TASK PROMPT - Look through the entries below and return all lines including the word "What".

EXTRACTED ENTRIES -
========================================================================
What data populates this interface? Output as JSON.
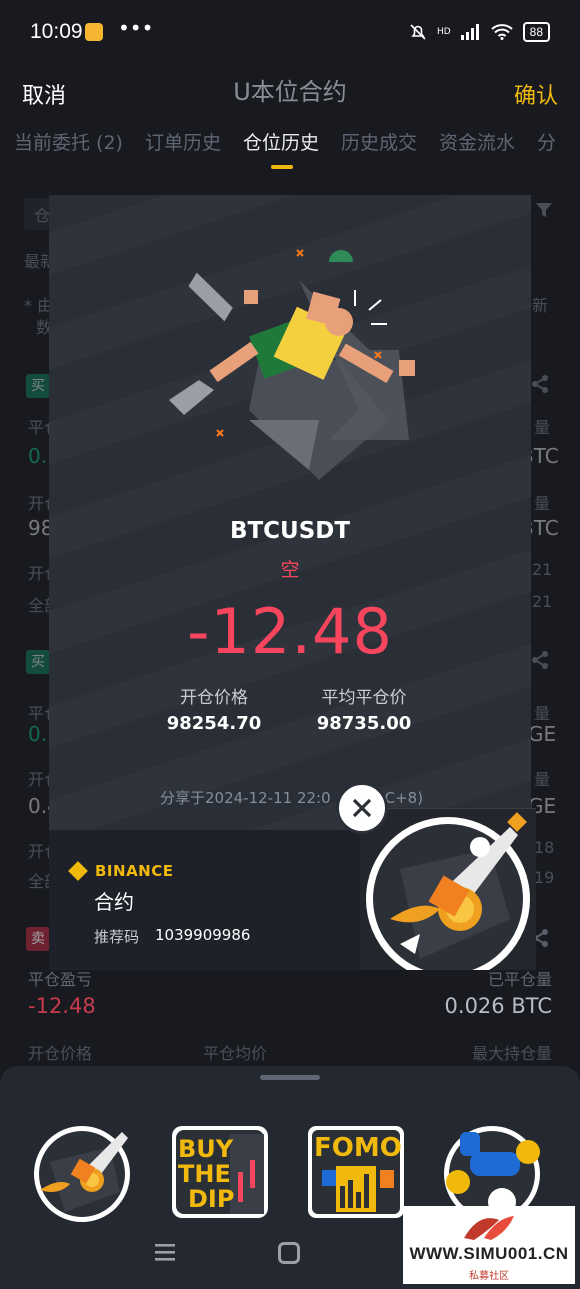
{
  "status_bar": {
    "time": "10:09",
    "dots": "•••",
    "battery": "88",
    "hd": "HD"
  },
  "header": {
    "cancel": "取消",
    "title": "U本位合约",
    "confirm": "确认"
  },
  "tabs": [
    "当前委托 (2)",
    "订单历史",
    "仓位历史",
    "历史成交",
    "资金流水",
    "分"
  ],
  "background": {
    "filter_chip": "仓",
    "latest": "最新",
    "note_a": "* 由",
    "note_b": "数",
    "note_right": "新",
    "rows": [
      {
        "tag": "买",
        "label_pnl": "平仓",
        "pnl_frag": "0.",
        "right_label": "量",
        "right_val": "BTC",
        "open_label": "开仓",
        "open_val": "98",
        "time_label": "开仓",
        "full_label": "全部",
        "time_a": "21",
        "time_b": "21"
      },
      {
        "tag": "买",
        "label_pnl": "平仓",
        "pnl_frag": "0.",
        "right_label": "量",
        "right_val": "GE",
        "open_label": "开仓",
        "open_val": "0.4",
        "time_label": "开仓",
        "full_label": "全部",
        "time_a": "18",
        "time_b": "19"
      }
    ],
    "last_row": {
      "tag": "卖",
      "pnl_label": "平仓盈亏",
      "pnl": "-12.48",
      "closed_label": "已平仓量",
      "closed_val": "0.026 BTC",
      "open_price_label": "开仓价格",
      "close_avg_label": "平仓均价",
      "max_pos_label": "最大持仓量"
    }
  },
  "card": {
    "symbol": "BTCUSDT",
    "side": "空",
    "pnl": "-12.48",
    "open_price_label": "开仓价格",
    "open_price": "98254.70",
    "close_price_label": "平均平仓价",
    "close_price": "98735.00",
    "shared_at": "分享于2024-12-11 22:0",
    "shared_at_tail": "C+8)",
    "brand": "BINANCE",
    "brand_sub": "合约",
    "referral_label": "推荐码",
    "referral_code": "1039909986"
  },
  "stickers": [
    "rocket-coin-sticker",
    "buy-the-dip-sticker",
    "fomo-sticker",
    "blue-hand-coins-sticker"
  ],
  "sticker_text": {
    "buy": "BUY",
    "the": "THE",
    "dip": "DIP",
    "fomo": "FOMO"
  },
  "watermark": {
    "text": "WWW.SIMU001.CN",
    "sub": "私募社区"
  },
  "colors": {
    "accent": "#f0b90b",
    "loss": "#f6465d",
    "bg": "#181a20"
  }
}
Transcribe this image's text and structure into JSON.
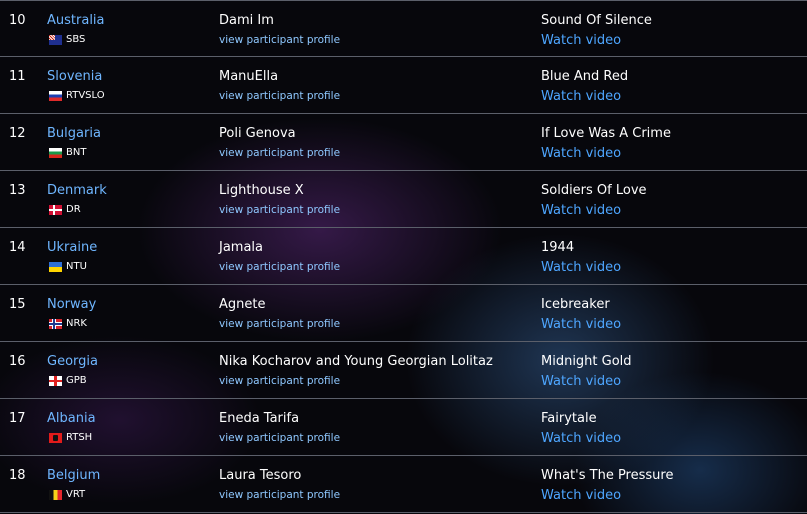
{
  "rows": [
    {
      "num": "10",
      "country": "Australia",
      "broadcaster": "SBS",
      "flag": "australia-flag-icon",
      "artist": "Dami Im",
      "profile": "view participant profile",
      "song": "Sound Of Silence",
      "watch": "Watch video"
    },
    {
      "num": "11",
      "country": "Slovenia",
      "broadcaster": "RTVSLO",
      "flag": "slovenia-flag-icon",
      "artist": "ManuElla",
      "profile": "view participant profile",
      "song": "Blue And Red",
      "watch": "Watch video"
    },
    {
      "num": "12",
      "country": "Bulgaria",
      "broadcaster": "BNT",
      "flag": "bulgaria-flag-icon",
      "artist": "Poli Genova",
      "profile": "view participant profile",
      "song": "If Love Was A Crime",
      "watch": "Watch video"
    },
    {
      "num": "13",
      "country": "Denmark",
      "broadcaster": "DR",
      "flag": "denmark-flag-icon",
      "artist": "Lighthouse X",
      "profile": "view participant profile",
      "song": "Soldiers Of Love",
      "watch": "Watch video"
    },
    {
      "num": "14",
      "country": "Ukraine",
      "broadcaster": "NTU",
      "flag": "ukraine-flag-icon",
      "artist": "Jamala",
      "profile": "view participant profile",
      "song": "1944",
      "watch": "Watch video"
    },
    {
      "num": "15",
      "country": "Norway",
      "broadcaster": "NRK",
      "flag": "norway-flag-icon",
      "artist": "Agnete",
      "profile": "view participant profile",
      "song": "Icebreaker",
      "watch": "Watch video"
    },
    {
      "num": "16",
      "country": "Georgia",
      "broadcaster": "GPB",
      "flag": "georgia-flag-icon",
      "artist": "Nika Kocharov and Young Georgian Lolitaz",
      "profile": "view participant profile",
      "song": "Midnight Gold",
      "watch": "Watch video"
    },
    {
      "num": "17",
      "country": "Albania",
      "broadcaster": "RTSH",
      "flag": "albania-flag-icon",
      "artist": "Eneda Tarifa",
      "profile": "view participant profile",
      "song": "Fairytale",
      "watch": "Watch video"
    },
    {
      "num": "18",
      "country": "Belgium",
      "broadcaster": "VRT",
      "flag": "belgium-flag-icon",
      "artist": "Laura Tesoro",
      "profile": "view participant profile",
      "song": "What's The Pressure",
      "watch": "Watch video"
    }
  ]
}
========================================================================
THE COMPLETED TASK -
What data populates this interface? Output as JSON.
      "song": "What's The Pressure",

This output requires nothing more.